HSE sues Laya Healthcare over payment of charges for treating private patients in public hospitals

Aodhan O'Faolain

Reporter:

Aodhan O'Faolain

The matter was admitted by Mr Justice Robert Haughton to the fast track Commercial Court list on Monday

The matter was admitted by Mr Justice Robert Haughton to the fast track Commercial Court list on Monday

AN action by the HSE against Laya Healthcare over the payment of charges for the treatment of private patients in public hospitals has been admitted to the fast track Commercial Court list.  

The dispute arises out of the HSE’s interpretation of certain sections of the 1970 Health Act that once a private patient is being treated in a public hospital opts to receive private care then the patient or insurer becomes liable for the payment of charges incurred for the time they spend in the public hospital. 

The HSE claims that the insurer has adopted a position where it believes private patients are to be treated at public patient rates until the patient signs a document called a Private Insurance Patient (PIP) form, electing to be treated as a private patient.

PIP forms were introduced in 2014 for the purpose of making privately insured patients aware of their entitlements before deciding whether or not to waive their rights to be treated as a public patient. 

Cork-based Laya Healthcare Ltd, has allegedly taken a view that only charges arising after such a form is signed are payable by it. 

That interpretation, the HSE claims, means that patients can be billed as both private and public patients during the same stay in a public hospital depending on the timing of their decision to be treated as a private patient.  

The HSE says that Laya's position is not supported by the relevant provisions of the 1970 Health Act and that Laya's actions have caused it to suffer a €20m loss.

The HSE says its interpretation of the legislation allows it to charge patients as private patients where there is an election to be treated as a private patient for the entirety of their stay in a hospital. 

The HSE also claims Laya has wrongfully asserted a right to recover money allegedly overpaid to it between 2014 and 2016.

In its action, the HSE seeks various orders and declarations from the court including a declaration that under the relevant provisions of the 1970 Act Laya is liable to pay the prevailing statutory rate for inpatient care provided at public hospitals to patients it insures during the period January 1st 2014 to date,  

A declaration that should any patient insured by Laya elect at any point during their public hospital stay opt to be treated privately is liable for the payment of the prevailing inpatient charges in respect of care provided during the entire duration of their stay is also sought by the HSE. 

The HSE also seeks, if necessary, orders requiring Laya to repay all illegal deductions made from payments due to public hospitals. 
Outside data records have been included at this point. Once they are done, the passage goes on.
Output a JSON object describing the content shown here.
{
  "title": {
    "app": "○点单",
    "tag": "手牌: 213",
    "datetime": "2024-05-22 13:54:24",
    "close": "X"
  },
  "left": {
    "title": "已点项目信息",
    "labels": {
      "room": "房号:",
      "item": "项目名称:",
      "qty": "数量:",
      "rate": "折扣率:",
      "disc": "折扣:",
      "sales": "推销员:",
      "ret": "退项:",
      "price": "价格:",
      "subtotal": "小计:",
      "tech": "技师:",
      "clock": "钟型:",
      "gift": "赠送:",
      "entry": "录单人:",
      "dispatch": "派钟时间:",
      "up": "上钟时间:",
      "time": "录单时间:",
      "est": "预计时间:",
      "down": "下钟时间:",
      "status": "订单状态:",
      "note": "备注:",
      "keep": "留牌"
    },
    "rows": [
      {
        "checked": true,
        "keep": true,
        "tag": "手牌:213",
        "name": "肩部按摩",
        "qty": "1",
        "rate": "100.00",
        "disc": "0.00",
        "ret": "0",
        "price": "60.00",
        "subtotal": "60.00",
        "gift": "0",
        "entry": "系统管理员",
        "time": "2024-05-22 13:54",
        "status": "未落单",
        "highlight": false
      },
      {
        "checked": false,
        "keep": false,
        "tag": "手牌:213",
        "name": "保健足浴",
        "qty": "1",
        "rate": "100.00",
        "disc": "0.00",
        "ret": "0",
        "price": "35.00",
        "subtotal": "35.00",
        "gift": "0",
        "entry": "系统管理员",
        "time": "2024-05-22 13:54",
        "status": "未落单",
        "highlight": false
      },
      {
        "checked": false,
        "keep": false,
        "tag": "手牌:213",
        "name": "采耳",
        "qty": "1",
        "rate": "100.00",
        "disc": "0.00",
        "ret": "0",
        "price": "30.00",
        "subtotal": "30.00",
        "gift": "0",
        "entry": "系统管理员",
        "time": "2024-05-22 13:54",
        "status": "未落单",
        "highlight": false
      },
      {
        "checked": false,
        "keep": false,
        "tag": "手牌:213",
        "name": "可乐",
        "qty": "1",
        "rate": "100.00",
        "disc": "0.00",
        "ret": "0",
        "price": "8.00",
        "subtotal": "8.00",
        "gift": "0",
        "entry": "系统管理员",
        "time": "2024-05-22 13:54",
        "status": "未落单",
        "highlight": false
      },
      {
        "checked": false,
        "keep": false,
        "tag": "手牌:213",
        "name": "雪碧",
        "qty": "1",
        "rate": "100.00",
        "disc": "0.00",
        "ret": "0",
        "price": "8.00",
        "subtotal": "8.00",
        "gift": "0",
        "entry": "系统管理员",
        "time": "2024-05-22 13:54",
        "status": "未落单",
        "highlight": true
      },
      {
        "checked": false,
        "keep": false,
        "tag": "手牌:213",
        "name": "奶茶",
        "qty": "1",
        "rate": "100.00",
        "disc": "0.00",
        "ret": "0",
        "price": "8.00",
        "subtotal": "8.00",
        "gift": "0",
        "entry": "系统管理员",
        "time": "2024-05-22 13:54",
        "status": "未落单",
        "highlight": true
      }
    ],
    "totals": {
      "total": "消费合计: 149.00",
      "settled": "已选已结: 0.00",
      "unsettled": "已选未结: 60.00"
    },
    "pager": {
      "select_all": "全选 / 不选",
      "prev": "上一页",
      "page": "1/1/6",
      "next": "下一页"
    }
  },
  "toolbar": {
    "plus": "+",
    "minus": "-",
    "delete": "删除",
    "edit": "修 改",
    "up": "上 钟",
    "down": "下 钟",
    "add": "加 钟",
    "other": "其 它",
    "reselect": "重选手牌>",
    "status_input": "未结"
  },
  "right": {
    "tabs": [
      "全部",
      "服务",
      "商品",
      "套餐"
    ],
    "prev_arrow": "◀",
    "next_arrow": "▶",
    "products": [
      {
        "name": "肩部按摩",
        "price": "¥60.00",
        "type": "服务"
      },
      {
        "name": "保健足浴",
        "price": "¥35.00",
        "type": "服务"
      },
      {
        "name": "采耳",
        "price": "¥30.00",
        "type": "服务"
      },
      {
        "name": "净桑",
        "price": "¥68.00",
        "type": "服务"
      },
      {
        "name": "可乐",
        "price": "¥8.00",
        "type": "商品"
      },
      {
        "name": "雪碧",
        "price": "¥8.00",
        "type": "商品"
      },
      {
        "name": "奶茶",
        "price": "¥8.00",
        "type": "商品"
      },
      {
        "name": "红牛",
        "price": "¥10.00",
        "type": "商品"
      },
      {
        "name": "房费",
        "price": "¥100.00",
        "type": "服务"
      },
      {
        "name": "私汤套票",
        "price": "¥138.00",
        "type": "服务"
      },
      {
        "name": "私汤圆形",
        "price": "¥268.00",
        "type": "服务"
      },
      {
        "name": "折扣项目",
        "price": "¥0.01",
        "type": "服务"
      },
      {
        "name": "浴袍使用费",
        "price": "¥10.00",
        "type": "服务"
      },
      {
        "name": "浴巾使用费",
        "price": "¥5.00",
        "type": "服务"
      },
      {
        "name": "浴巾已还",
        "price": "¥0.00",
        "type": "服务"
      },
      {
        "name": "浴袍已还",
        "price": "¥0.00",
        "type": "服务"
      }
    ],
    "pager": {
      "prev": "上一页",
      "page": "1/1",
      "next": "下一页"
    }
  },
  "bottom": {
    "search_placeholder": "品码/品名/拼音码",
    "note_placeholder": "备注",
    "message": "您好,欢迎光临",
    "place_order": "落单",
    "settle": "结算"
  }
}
It further seeks an account of all sums its claims are wrongfully held by Laya.

On the consent of both parties, the matter was admitted by Mr Justice Robert Haughton to the fast track Commercial Court list on Monday. 

The Judge adjourned the matter to a date in the New Year.